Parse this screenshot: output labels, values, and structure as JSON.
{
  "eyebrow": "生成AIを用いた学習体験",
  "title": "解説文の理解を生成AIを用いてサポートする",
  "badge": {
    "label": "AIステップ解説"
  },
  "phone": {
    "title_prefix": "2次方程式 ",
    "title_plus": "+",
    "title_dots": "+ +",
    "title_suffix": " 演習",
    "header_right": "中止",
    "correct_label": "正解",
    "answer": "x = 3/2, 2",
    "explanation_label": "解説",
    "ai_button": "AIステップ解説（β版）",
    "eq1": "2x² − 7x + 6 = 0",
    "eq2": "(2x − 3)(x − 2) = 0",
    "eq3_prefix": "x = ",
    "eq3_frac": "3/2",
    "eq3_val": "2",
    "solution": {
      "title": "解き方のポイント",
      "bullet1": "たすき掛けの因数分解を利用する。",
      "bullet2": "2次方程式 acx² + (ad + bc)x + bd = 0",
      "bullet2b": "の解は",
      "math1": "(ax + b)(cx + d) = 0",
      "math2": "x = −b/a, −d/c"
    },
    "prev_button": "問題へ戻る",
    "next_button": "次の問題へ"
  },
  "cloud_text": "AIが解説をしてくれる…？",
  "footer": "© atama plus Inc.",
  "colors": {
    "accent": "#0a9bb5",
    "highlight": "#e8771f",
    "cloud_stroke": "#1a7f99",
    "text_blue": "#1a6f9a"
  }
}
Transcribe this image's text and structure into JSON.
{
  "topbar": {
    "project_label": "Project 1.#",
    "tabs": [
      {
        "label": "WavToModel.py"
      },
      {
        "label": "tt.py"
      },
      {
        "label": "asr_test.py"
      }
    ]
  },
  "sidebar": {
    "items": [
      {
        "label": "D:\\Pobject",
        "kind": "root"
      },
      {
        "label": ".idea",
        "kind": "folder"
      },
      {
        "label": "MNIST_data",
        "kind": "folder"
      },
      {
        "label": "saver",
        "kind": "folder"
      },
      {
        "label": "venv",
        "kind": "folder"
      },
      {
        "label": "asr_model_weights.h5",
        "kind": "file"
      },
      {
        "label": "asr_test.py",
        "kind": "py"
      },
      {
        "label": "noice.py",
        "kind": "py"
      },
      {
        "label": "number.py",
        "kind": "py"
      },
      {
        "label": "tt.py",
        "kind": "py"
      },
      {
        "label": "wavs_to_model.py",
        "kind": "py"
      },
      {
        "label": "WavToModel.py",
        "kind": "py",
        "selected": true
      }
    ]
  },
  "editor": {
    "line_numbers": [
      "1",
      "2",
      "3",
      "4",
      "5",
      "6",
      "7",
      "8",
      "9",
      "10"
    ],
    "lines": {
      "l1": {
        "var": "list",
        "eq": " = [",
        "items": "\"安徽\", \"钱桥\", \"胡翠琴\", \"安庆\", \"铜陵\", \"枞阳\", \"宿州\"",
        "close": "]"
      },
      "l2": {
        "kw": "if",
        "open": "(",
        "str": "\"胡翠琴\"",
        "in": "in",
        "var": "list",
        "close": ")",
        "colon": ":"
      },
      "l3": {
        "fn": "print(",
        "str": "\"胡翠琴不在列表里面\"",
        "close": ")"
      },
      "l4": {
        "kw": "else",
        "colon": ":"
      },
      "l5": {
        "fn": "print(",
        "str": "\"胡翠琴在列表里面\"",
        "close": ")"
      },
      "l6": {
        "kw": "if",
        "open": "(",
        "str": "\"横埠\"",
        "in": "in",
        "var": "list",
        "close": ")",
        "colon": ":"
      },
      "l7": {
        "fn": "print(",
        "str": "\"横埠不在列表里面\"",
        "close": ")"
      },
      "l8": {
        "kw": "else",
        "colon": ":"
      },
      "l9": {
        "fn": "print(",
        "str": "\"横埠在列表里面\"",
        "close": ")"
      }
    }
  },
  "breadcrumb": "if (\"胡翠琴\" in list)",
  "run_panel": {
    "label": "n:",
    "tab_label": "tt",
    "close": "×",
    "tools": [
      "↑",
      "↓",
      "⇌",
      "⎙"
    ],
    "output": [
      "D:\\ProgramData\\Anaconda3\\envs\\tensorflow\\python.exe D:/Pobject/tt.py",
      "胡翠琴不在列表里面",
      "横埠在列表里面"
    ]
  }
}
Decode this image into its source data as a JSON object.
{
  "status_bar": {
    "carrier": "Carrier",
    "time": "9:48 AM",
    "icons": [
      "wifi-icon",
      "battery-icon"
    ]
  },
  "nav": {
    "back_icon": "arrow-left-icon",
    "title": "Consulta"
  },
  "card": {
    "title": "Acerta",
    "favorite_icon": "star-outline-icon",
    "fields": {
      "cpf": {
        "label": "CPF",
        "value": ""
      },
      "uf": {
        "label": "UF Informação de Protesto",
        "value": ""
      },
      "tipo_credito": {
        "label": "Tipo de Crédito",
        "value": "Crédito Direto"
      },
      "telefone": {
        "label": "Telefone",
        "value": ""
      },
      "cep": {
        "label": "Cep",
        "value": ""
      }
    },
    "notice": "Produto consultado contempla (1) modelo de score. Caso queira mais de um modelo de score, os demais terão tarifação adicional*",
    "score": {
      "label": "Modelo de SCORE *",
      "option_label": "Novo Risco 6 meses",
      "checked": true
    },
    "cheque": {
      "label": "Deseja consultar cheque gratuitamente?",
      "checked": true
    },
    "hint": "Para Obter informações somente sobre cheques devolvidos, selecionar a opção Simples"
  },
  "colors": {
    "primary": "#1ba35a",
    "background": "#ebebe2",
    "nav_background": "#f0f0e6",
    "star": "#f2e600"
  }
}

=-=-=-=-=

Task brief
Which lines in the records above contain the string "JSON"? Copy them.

Completed task
Parse this screenshot: output labels, values, and structure as JSON.
Transcribe this image's text and structure into JSON.
Decode this image into its source data as a JSON object.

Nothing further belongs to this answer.